Top of Entries shown

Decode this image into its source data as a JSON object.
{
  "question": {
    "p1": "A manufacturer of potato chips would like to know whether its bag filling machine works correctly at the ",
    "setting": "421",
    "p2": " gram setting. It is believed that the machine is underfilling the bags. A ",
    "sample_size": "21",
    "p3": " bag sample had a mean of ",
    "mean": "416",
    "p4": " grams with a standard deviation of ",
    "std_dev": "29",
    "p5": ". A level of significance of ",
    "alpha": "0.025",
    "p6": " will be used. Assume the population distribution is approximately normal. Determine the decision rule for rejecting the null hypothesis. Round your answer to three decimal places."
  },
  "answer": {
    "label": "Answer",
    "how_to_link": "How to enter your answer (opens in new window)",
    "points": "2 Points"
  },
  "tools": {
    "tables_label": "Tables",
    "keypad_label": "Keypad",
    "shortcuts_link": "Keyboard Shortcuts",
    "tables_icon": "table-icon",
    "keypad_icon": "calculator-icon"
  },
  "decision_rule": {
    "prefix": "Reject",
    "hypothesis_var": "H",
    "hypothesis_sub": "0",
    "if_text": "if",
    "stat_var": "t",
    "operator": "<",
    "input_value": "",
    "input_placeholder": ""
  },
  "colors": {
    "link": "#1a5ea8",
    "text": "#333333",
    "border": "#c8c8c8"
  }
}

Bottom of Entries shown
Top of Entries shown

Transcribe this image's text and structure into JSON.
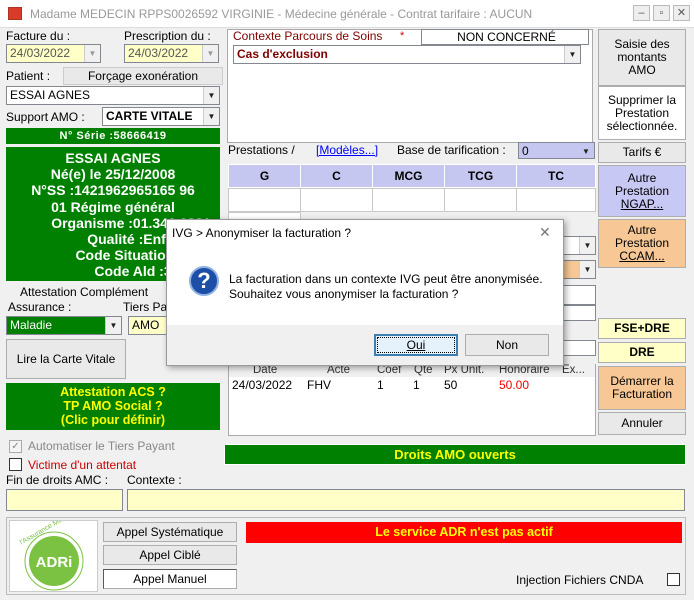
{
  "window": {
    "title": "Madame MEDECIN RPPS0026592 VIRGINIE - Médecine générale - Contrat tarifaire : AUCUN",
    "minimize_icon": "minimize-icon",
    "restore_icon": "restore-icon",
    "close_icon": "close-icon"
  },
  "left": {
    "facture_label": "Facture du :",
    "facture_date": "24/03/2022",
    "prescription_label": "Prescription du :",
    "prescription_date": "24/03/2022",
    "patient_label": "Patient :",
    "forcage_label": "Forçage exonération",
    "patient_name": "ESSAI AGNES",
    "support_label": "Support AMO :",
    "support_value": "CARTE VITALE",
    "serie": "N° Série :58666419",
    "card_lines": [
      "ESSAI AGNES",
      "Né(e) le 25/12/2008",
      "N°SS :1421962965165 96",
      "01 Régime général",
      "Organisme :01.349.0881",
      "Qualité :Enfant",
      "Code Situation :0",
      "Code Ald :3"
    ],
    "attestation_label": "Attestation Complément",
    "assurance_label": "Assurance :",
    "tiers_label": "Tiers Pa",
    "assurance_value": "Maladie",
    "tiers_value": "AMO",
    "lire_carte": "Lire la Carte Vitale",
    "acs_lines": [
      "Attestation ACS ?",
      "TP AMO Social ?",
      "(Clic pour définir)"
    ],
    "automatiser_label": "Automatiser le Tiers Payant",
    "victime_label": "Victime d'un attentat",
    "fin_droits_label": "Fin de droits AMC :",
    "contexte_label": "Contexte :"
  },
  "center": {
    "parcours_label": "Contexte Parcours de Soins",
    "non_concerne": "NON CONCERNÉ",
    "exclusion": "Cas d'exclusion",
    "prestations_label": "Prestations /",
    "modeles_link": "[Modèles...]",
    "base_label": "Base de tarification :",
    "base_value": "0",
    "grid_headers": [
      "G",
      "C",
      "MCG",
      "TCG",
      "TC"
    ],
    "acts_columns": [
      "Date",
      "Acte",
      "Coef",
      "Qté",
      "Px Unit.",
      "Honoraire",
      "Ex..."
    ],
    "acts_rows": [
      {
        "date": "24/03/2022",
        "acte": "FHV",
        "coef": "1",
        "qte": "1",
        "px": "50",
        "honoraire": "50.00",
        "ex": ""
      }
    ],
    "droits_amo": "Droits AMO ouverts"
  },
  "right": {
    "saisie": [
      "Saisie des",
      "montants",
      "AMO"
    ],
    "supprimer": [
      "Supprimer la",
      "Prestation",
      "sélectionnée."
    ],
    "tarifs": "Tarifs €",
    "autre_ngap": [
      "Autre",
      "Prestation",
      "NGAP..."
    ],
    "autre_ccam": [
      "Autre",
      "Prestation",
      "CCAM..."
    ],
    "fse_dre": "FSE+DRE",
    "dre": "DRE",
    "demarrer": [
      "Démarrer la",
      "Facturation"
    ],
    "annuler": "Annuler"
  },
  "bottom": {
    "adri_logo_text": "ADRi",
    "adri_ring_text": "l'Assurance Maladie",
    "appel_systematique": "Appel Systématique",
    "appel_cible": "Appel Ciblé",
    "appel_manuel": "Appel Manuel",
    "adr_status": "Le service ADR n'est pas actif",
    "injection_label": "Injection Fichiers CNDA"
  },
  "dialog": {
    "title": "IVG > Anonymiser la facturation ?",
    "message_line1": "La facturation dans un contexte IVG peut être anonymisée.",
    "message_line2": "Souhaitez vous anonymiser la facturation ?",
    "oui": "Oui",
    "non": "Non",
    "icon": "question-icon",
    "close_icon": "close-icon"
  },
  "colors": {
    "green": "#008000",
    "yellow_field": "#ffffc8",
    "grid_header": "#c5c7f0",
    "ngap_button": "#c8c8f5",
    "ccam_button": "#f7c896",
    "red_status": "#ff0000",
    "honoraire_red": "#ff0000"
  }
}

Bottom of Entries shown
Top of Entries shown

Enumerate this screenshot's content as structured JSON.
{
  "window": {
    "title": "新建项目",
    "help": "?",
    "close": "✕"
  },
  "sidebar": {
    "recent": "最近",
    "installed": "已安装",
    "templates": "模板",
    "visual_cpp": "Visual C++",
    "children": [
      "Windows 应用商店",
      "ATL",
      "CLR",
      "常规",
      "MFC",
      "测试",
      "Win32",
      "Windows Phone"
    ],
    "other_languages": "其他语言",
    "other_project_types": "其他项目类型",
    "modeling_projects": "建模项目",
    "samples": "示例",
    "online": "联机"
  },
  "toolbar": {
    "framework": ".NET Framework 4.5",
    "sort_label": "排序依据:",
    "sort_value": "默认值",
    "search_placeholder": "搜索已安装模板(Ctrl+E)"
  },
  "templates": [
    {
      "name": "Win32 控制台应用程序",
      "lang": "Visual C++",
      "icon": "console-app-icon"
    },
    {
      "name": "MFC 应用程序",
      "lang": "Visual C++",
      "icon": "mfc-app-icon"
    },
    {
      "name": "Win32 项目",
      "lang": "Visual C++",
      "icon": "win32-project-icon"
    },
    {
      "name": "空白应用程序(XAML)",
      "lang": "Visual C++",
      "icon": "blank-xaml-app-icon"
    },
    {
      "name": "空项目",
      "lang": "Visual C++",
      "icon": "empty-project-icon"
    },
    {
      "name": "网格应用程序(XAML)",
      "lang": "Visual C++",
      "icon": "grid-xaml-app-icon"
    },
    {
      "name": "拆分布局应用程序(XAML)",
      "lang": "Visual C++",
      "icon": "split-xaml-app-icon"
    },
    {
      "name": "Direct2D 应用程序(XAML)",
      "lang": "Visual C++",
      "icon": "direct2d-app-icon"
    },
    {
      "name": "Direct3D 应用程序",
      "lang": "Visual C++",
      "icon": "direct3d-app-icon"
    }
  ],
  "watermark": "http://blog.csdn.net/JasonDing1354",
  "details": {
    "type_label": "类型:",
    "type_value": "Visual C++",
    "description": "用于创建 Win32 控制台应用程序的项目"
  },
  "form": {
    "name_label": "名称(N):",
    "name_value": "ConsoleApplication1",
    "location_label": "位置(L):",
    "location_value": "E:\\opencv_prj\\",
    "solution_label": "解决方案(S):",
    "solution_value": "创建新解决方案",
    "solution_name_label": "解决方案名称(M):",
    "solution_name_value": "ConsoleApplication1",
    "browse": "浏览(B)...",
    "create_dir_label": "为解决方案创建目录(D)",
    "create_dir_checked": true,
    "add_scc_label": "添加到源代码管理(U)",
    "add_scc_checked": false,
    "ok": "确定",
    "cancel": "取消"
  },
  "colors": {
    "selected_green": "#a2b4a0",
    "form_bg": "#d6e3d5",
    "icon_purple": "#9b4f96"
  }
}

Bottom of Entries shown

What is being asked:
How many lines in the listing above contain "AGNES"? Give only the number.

Exercise result:
2